This is all good news for Mitt, and Mitt is bad news for us because he wants British-like austerity that would definitely send us back into recession*:

The U. K.’s economy suffered a much larger contraction than expected in the second quarter, heightening questions about the pace and effectiveness of the government’s austerity program and fueling the broader debate across Europe about how to tackle the Continent’s economic woes.

“The deteriorating British economy is likely to intensify the debate both within the U.K. and other debt-laden countries in the West about cuts versus stimulus, amid increasing evidence that austerity is proving a major drag on growth.” Emphasis added.

* “U.K. Stumble Fuels Austerity Debate,” Ainsley Thomson and Cassell Bryan-Low, WSJ


Mitt and GOP Offer Voodoo Economics Again

From “What the war over ‘didn’t build that’ is really about,” Greg Sargent, The Plum Line:

“As it happens, mainstream economic consensus is closer to Obama than to Romney on the broader questions here.  Many economists believe the stimulus worked (albeit not as well as we’d like); that tax cuts for the wealthy won’t magically create enough growth to pay for themselves; that more spending now would indeed create jobs; and that more austerity now could make things worse. The public’s views on these matters are not nearly as clear cut.  But on the question of the relationship between government spending and job creation, Romney’s positions are at odds with mainstream economic opinion. ‘The debate in Washington has become completely unmoored from this consensus,’ Betsey Stevenson and Justin Wolfers write today.  ‘Republicans have pushed their representatives to adopt positions that are at odds with the best of modern economic thinking.’

Romney does not have a plan to fix the short term crisis, in the sense that he’d be proposing exactly the same things if the economy were doing great.  But the politics of the presidential race are such that Romney needs to promise that electing him would fix the crisis.  To make this case, he has to sell the American people on the idea that government — and Obama’s hostility towards individual initiative and American free enterprise — are to blame for holding back the recovery, and that shoving both of those things ‘out of the way’ will reignite the economy.  That’s why Romney continues to falsely claim that stimulus spending only succeeded in growing government and didn’t help the private sector at all.

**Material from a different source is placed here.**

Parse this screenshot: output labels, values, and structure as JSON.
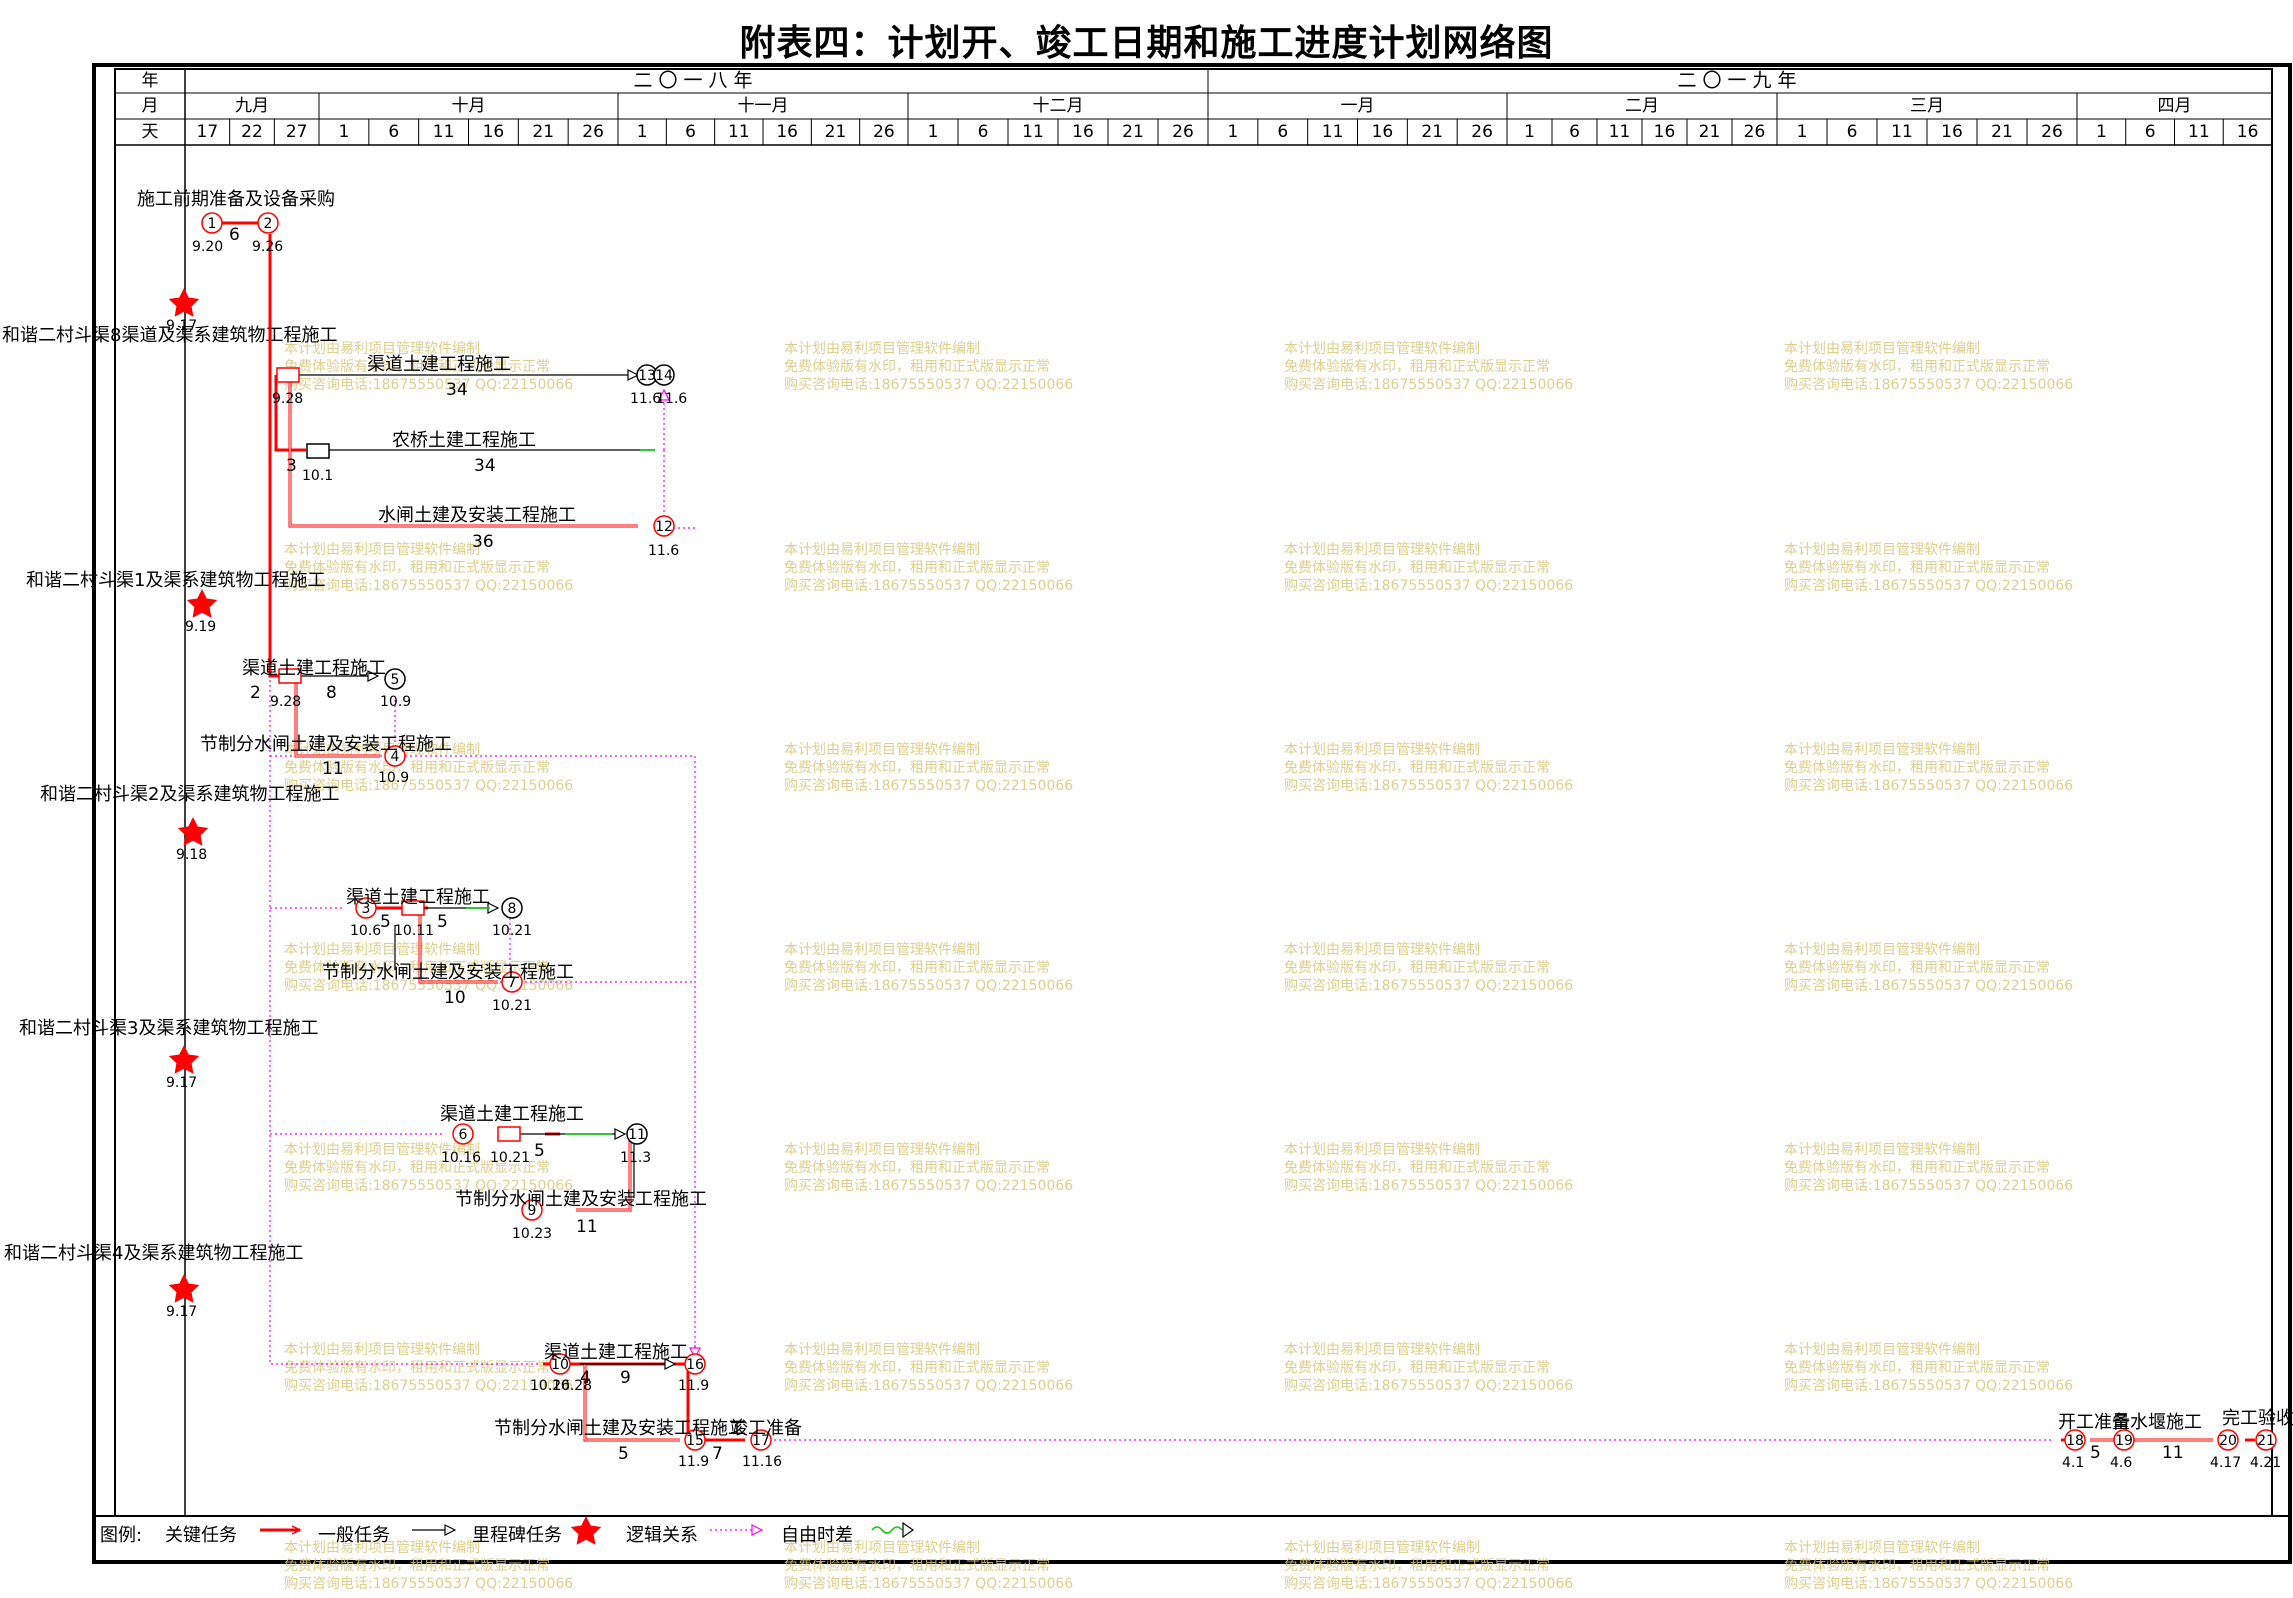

That’s why he continues to falsely claim that Obama ‘demeans success.’  That’s why he continues to falsely claim that Obama thinks only government, and not individual initiative, creates jobs — and that this is why you’re suffering.

“These ideas are essential to Romney’s entire argument. Without them, he doesn’t have one.”  Italics in original; emphasis added.

The austerity the GOP wants to push in this country is failing in Britain.  The latest numbers there show a double-dip recession.  That’s what Mitt offers. 

I think the question for this election isn’t so much “Are you better off now than you were four years ago?” (although clearly we are, because the economy was losing 750,000 jobs a month then), but “Could you be much worse off four years from now?”


Different Approaches, Same Result

If the far-left Syriza party had won in Greece, they were going to tell Angela Merkel where she could stick the harsh terms of her bailout.  The conservative New Democracy party, which will form a coalition with the Socialist PASOK for 162 seats in the 300-member Parliament, will tell Merkel they support the bailout, but ask “pretty please” if she can just ease the terms.

Different approaches, but the same result.  Merkel isn’t going to save Greece.

Greeks hope the election results can lead to further negotiation because they fear the unknown of leaving the euro.  Bad as things are, they fear making them worse, although worse seems unavoidable.  But trying to negotiate with Merkel fiscally is like trying to negotiate with Hitler militarily.  The only way Merkel will help is if Greece completely cedes its fiscal sovereignty to the EU Germany.

It seems inevitable that at some point soon Syriza will take power.  It finished a close second to New Democracy with 27% of the vote, having won only 12% in the May election.  New Democray and PASOK, the “mainstream” parties, have brought Greece to her knees and five years of recession.